National Geographic : 1945 Aug
Grass Makes Wyoming Fat BY FREDERICK SIMPICH HIGH up on wind-swept Continental Di vide hangs the spectacular State of Wyoming. It's so high up that streams rising here fairly fall down in their babbling haste to join faraway Columbia, Colorado, and Mississippi systems. Roads to near neighbors Nebraska, Mon tana, Idaho, and Colorado run downhill. The State averages more than 14 miles above sea level, and Gannett Peak, the highest, reaches to 13,785 feet. Down some of Wyoming's mountain slopes, on avalanche days, boulders big as houses may come tumbling; landscape here is still in the making. "Parts of our State are so rough," joked a cowboy, "that an owl would break his wings trying to fly over them.

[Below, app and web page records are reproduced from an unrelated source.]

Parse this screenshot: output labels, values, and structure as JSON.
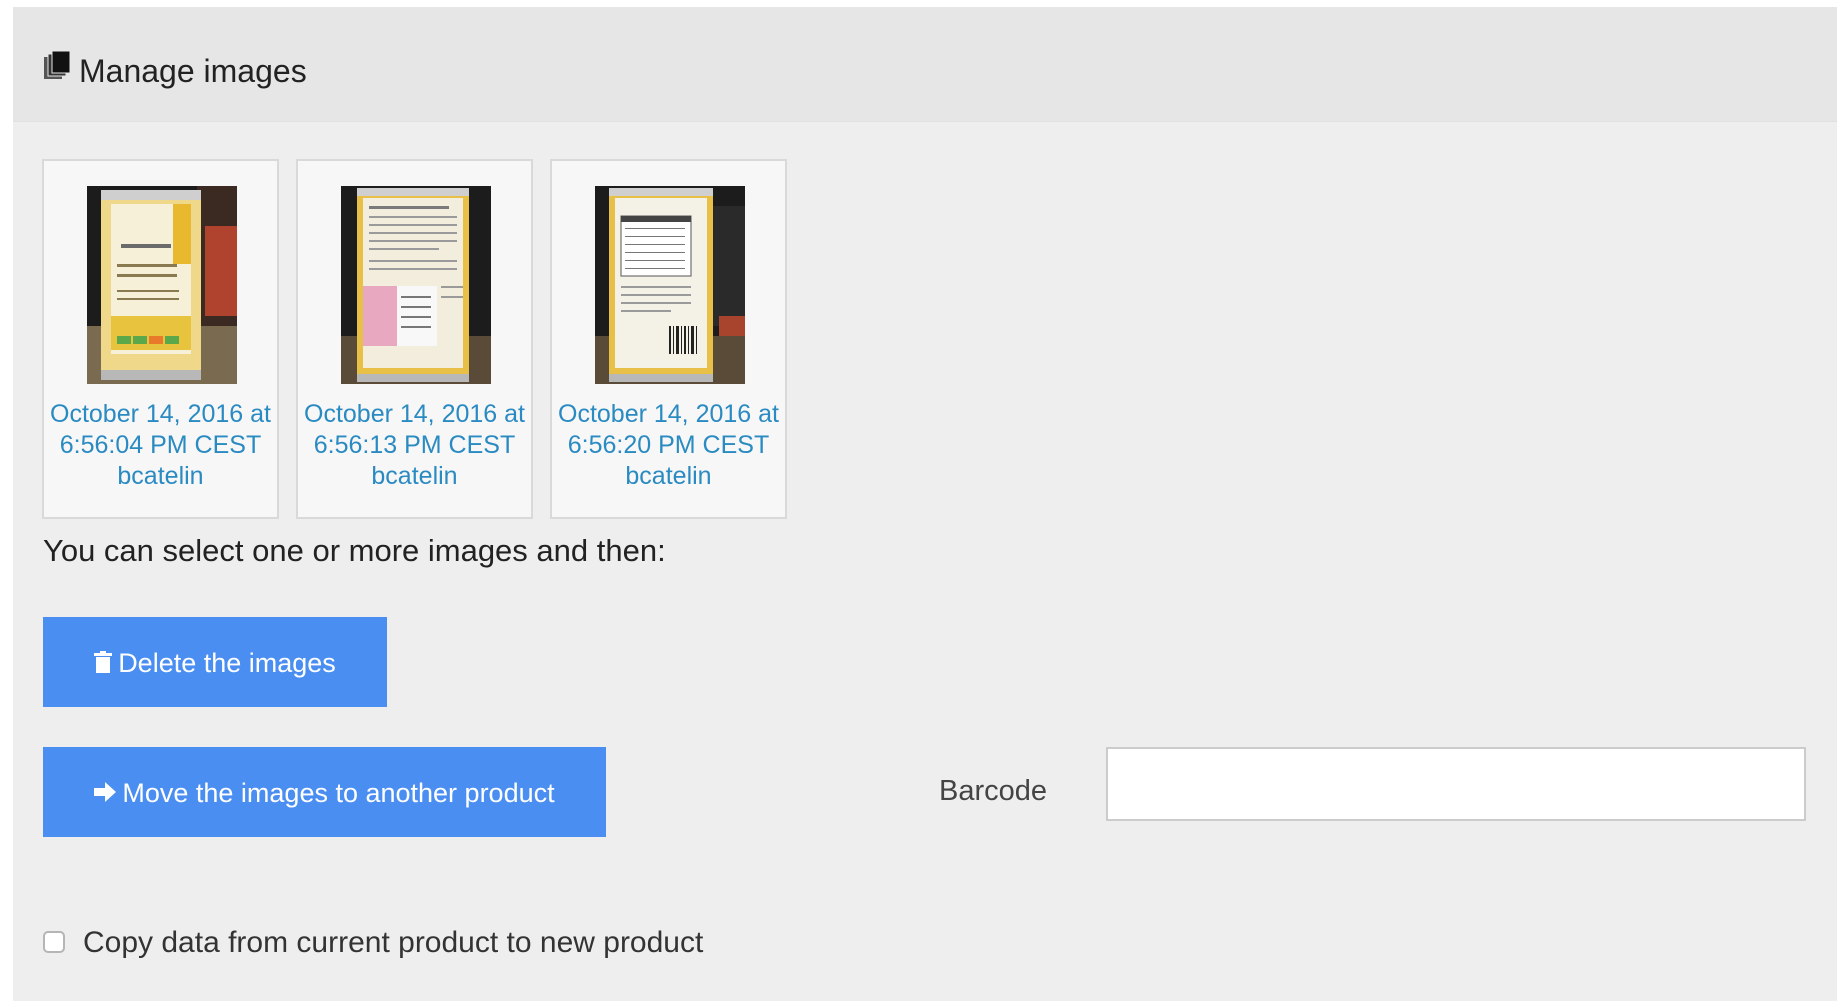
{
  "header": {
    "icon": "images-icon",
    "title": "Manage images"
  },
  "images": [
    {
      "date_line1": "October 14, 2016 at",
      "date_line2": "6:56:04 PM CEST",
      "user": "bcatelin"
    },
    {
      "date_line1": "October 14, 2016 at",
      "date_line2": "6:56:13 PM CEST",
      "user": "bcatelin"
    },
    {
      "date_line1": "October 14, 2016 at",
      "date_line2": "6:56:20 PM CEST",
      "user": "bcatelin"
    }
  ],
  "instructions": "You can select one or more images and then:",
  "actions": {
    "delete_label": "Delete the images",
    "delete_icon": "trash-icon",
    "move_label": "Move the images to another product",
    "move_icon": "arrow-right-icon"
  },
  "barcode": {
    "label": "Barcode",
    "value": "",
    "placeholder": ""
  },
  "copy_option": {
    "label": "Copy data from current product to new product",
    "checked": false
  },
  "colors": {
    "button_bg": "#4a8ef2",
    "link": "#2a8ac2",
    "panel_bg": "#eeeeee",
    "header_bg": "#e6e6e6"
  }
}
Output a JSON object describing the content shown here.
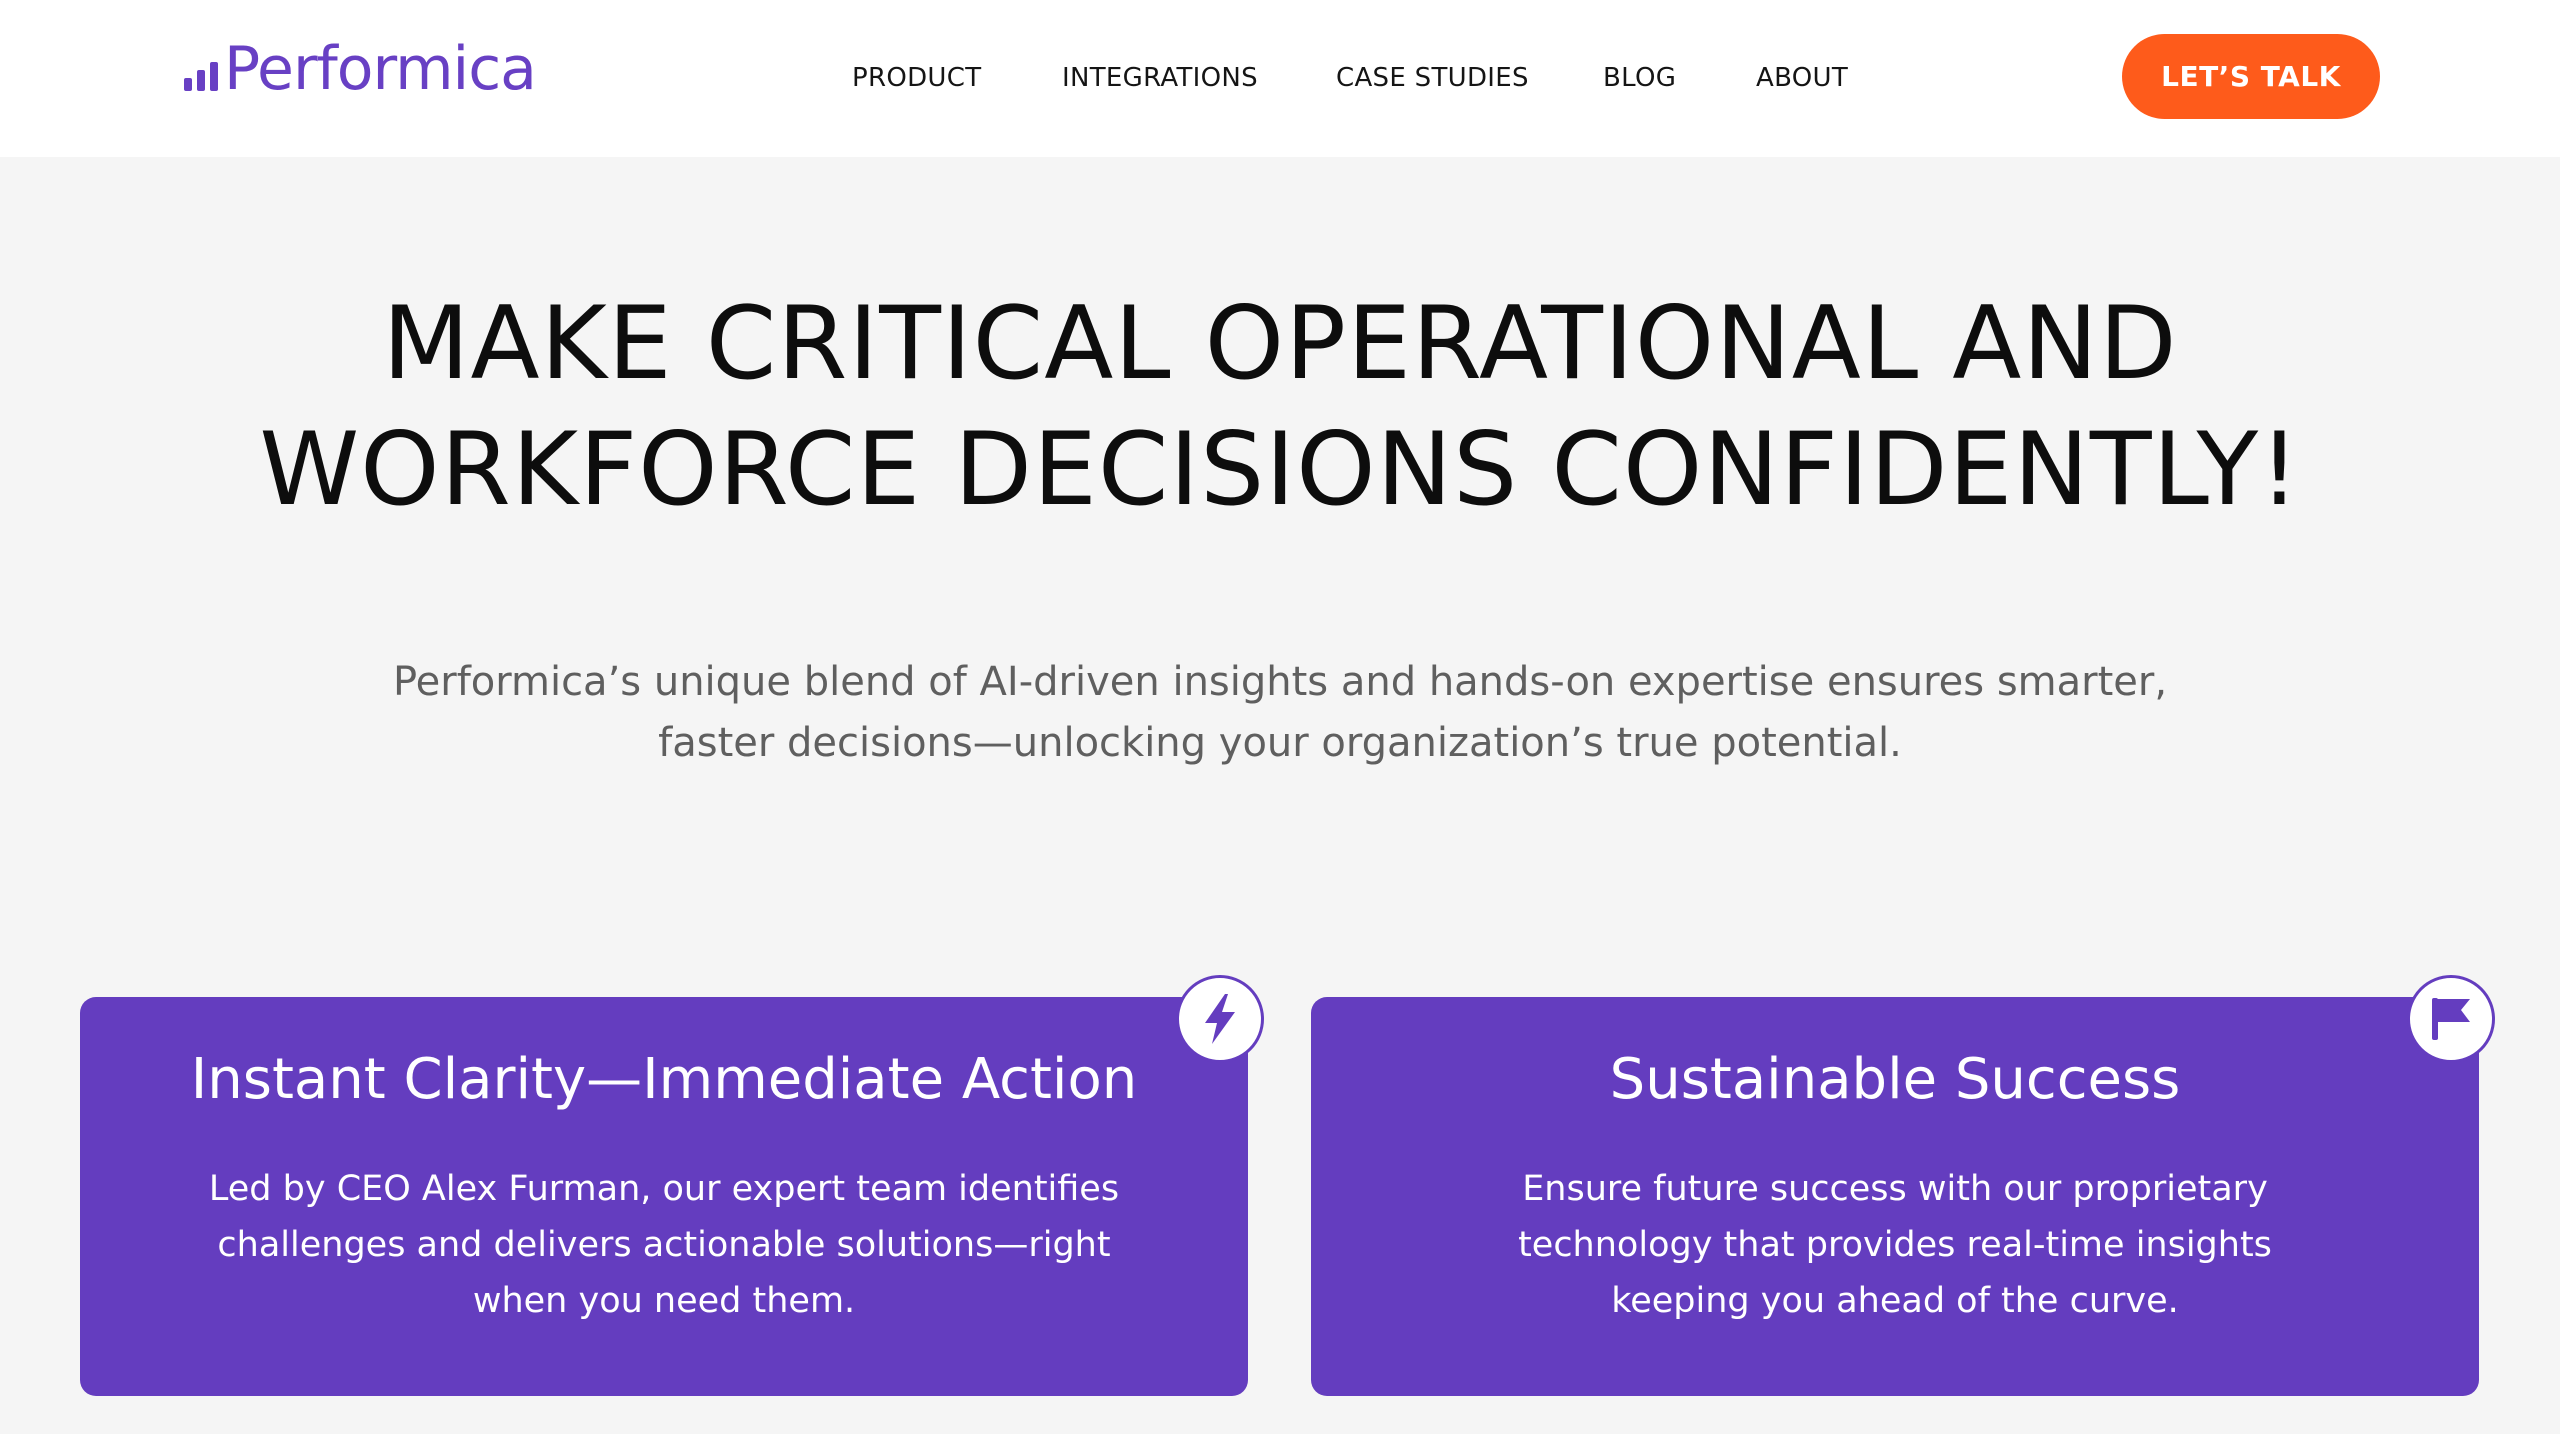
{
  "header": {
    "logo_text": "Performica",
    "nav": [
      {
        "label": "PRODUCT"
      },
      {
        "label": "INTEGRATIONS"
      },
      {
        "label": "CASE STUDIES"
      },
      {
        "label": "BLOG"
      },
      {
        "label": "ABOUT"
      }
    ],
    "cta_label": "LET’S TALK"
  },
  "hero": {
    "headline_lines": [
      "MAKE CRITICAL OPERATIONAL AND",
      "WORKFORCE DECISIONS CONFIDENTLY!"
    ],
    "subtext_lines": [
      "Performica’s unique blend of AI-driven insights and hands-on expertise ensures smarter,",
      "faster decisions—unlocking your organization’s true potential."
    ]
  },
  "cards": [
    {
      "title": "Instant Clarity—Immediate Action",
      "text_lines": [
        "Led by CEO Alex Furman, our expert team identifies",
        "challenges and delivers actionable solutions—right",
        "when you need them."
      ],
      "icon": "lightning-bolt-icon"
    },
    {
      "title": "Sustainable Success",
      "text_lines": [
        "Ensure future success with our proprietary",
        "technology that provides real-time insights",
        "keeping you ahead of the curve."
      ],
      "icon": "flag-icon"
    }
  ],
  "colors": {
    "brand_purple": "#6840c4",
    "card_purple": "#643dbf",
    "cta_orange": "#fe5b1b",
    "page_background": "#f5f5f5"
  }
}
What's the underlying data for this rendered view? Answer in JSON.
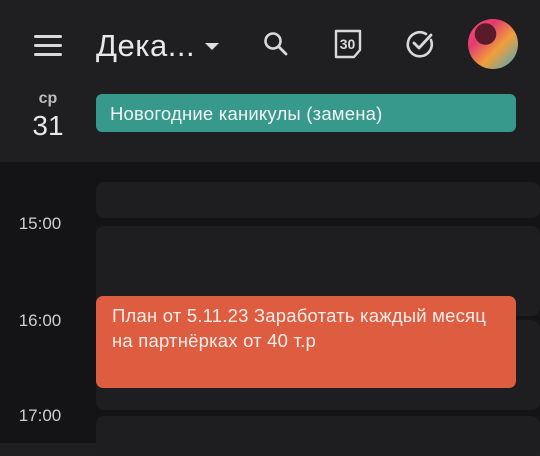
{
  "header": {
    "title": "Дека...",
    "today_day": "30",
    "icons": [
      "menu-icon",
      "search-icon",
      "calendar-today-icon",
      "tasks-check-icon"
    ]
  },
  "day": {
    "weekday": "ср",
    "number": "31"
  },
  "all_day_event": {
    "title": "Новогодние каникулы (замена)",
    "color": "#36998c"
  },
  "timeline": {
    "hours": [
      "15:00",
      "16:00",
      "17:00"
    ]
  },
  "event": {
    "title": "План от 5.11.23 Заработать каждый месяц на партнёрках от 40 т.р",
    "color": "#de5c40"
  }
}
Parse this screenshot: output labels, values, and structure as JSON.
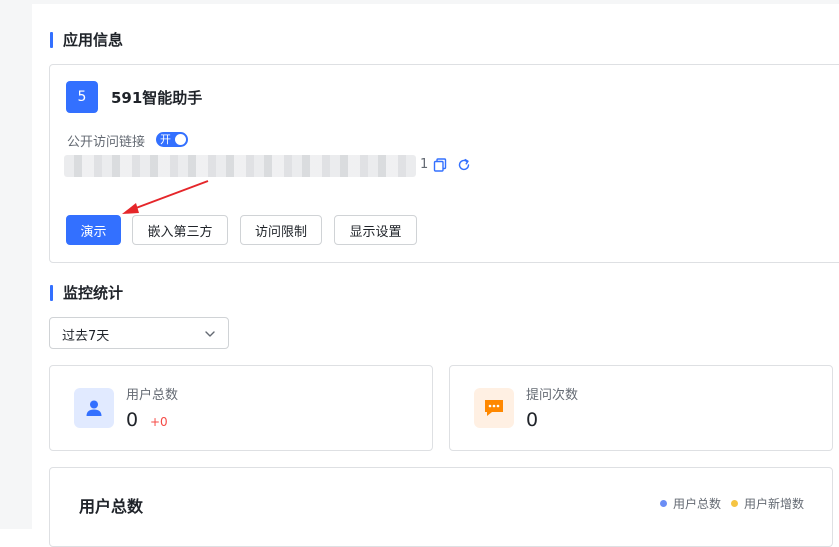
{
  "app_info": {
    "section_title": "应用信息",
    "avatar_letter": "5",
    "name": "591智能助手",
    "public_link_label": "公开访问链接",
    "switch_label": "开",
    "link_suffix": "1",
    "buttons": {
      "demo": "演示",
      "embed": "嵌入第三方",
      "access_limit": "访问限制",
      "display_settings": "显示设置"
    },
    "accent_color": "#3370ff"
  },
  "monitor": {
    "section_title": "监控统计",
    "range_select": "过去7天",
    "stats": [
      {
        "label": "用户总数",
        "value": "0",
        "delta": "+0",
        "icon": "user-icon"
      },
      {
        "label": "提问次数",
        "value": "0",
        "icon": "chat-bubble-icon"
      }
    ],
    "chart": {
      "title": "用户总数",
      "legend": [
        {
          "label": "用户总数",
          "color": "#6b8df5"
        },
        {
          "label": "用户新增数",
          "color": "#f5c443"
        }
      ]
    }
  }
}
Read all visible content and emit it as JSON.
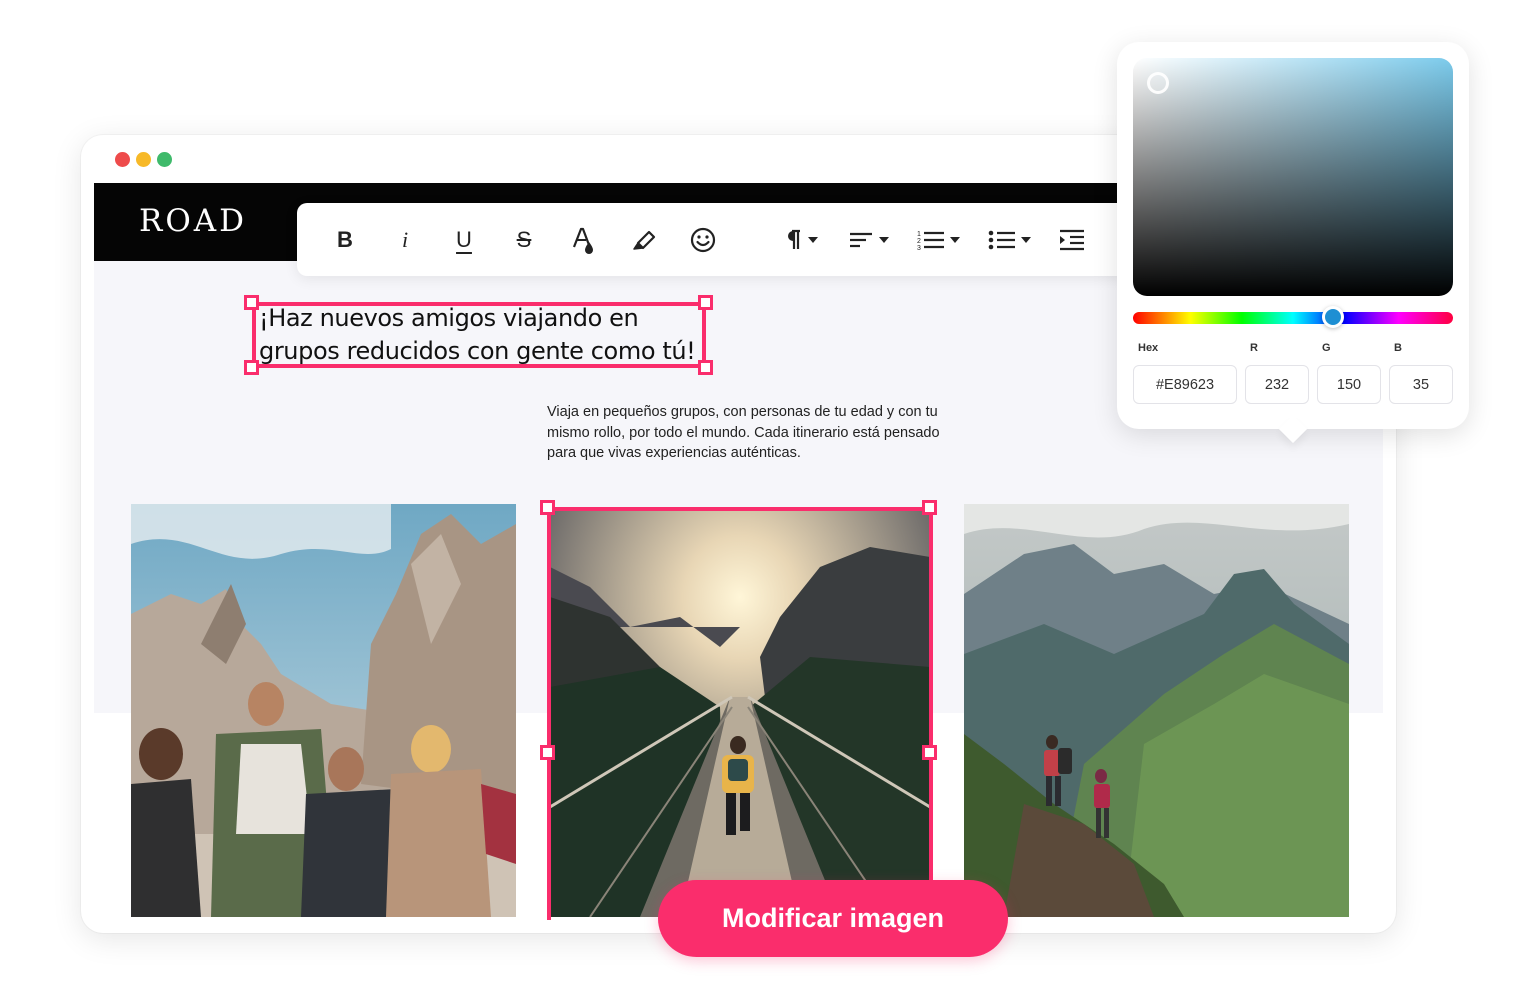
{
  "site": {
    "logo": "ROAD"
  },
  "toolbar": {
    "bold": "B",
    "italic": "i",
    "underline": "U",
    "strike": "S"
  },
  "content": {
    "headline": "¡Haz nuevos amigos viajando en grupos reducidos con gente como tú!",
    "body": "Viaja en pequeños grupos, con personas de tu edad y con tu mismo rollo, por todo el mundo. Cada itinerario está pensado para que vivas experiencias auténticas."
  },
  "cta": {
    "label": "Modificar imagen"
  },
  "color_picker": {
    "hex_label": "Hex",
    "r_label": "R",
    "g_label": "G",
    "b_label": "B",
    "hex": "#E89623",
    "r": "232",
    "g": "150",
    "b": "35"
  },
  "colors": {
    "accent": "#fa2d6c",
    "navbar": "#050505",
    "page_bg": "#f6f6fa"
  }
}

From dinosaur to dude ranch this region has seen a long span of life and a merry one. Wild Animals Still at Large Most of Yellowstone National Park* lies within the State. Roaming in Wyoming you still meet many wild animals. On open-range roads antelope herds raced our car. Once we stopped, I waved my hat slowly, and the curious animals edged cautiously to ward us to investigate. Beavers annoy farm ers, building dams in their irrigation ditches. And Jackson Hole ranchers have to throw rocks and build high fences to keep maraud ing elk from tearing down their haystacks. Today, on lush leagues of wild grass in this, one of the grassiest of our States, herds of sheep and cattle form walking chemical works. Eating grass where dinosaurs ate it eons ago, they turn it into meat, fat, hides for shoes, and wool for clothes. Human population averages about 2'2 per square mile, as against 504 in Massachusetts. Twenty times more domestic animals than people live here. This State is rich in oil, coal, and iron. It has bean and sugar-beet fields and makes mil lions from dude ranches, but grass is above all. Even the early fur trappers noticed that in spring deer and buffalo were in good shape. They simply pawed off the snow in winter and fed on last year's grass. Later, when Oregon Trail emigrants swarmed through, they marveled at the waving sea of summer verdure, belly-deep to oxen. Though Northern markets were their origi nal goal, it was grass which soon led Texans to drive millions of cattle up the trails. In 1884 alone an estimated 300,000 came. I talked with veterans who made this long march. They swam flooded rivers, choked on dust, lived frugally, spent wild nights in cow towns along the way, gambled their wages, and got knocked down and run over in stampedes. In such bovine panics some steers crowded so close they broke off each other's horns or stumbled to the ground and got pounded by so many hoofs that their bodies were worn almost clean of hair! From Hoofs, Horns, and Tails to Prize Bulls You could talk a lifetime about the wonders of Wyoming, especially if you're from Wyo ming! Yet its luxuriant grass, for herds and flocks that fatten on it, is the theme that is re peated like a popular song through the whole musical story of the State. Styles in cows change, as do automobile bodies.t The great-great-grandmother of to day's fat, sluggish, white-faced bovine, heavy with T-bones and prime ribs, may have been just a skinny, gully-jumping Texas heifer. In the late 1870's such longhorn brutes of the trail sold here for as little as $7 or $8 each. Now their carefully crossbred descendants, as prize bulls, sell even to faraway overseas stock farms for incredibly high prices. One Here ford heifer sold near Cheyenne in October, 1944, for $20,000 (page 155). Wyoming's State flower is the Indian paint brush. But the best-known State trademark is the picture of a cowboy sticking on a buck ing bronco. It greets you on signboards, cafe menus, and on every auto tag. Bovine "social register" is the State Brand Book. It lists some 20,000 cow marks and their owners' names. "Searing a sign on an animal's hide to show ownership is as old as slave branding," says Russell Thorp, former Secretary of the Wyoming Stock Growers As sociation (page 186). Oldest brand in continuous use here is the "M hook," owned by the Myers family. A stenographer designed it from the M hook in Pitman shorthand. "Brands may look like hieroglyphics to you," said Mr. Thorp, "but they're plain as auto tags to cowmen, and they form the base * See "Fabulous Yellowstone," by Frederick G. Vos burgh, in the NATIONAL GEOGRAPHIC MAGAZINE, June, 1940, and "Our National Parks," by L. F . Schmecke bier, June, 1912. t See "Taurine World," by Alvin Howard Sanders, in the NATIONAL GEOGRAPHIC MAGAZINE, December, 1925.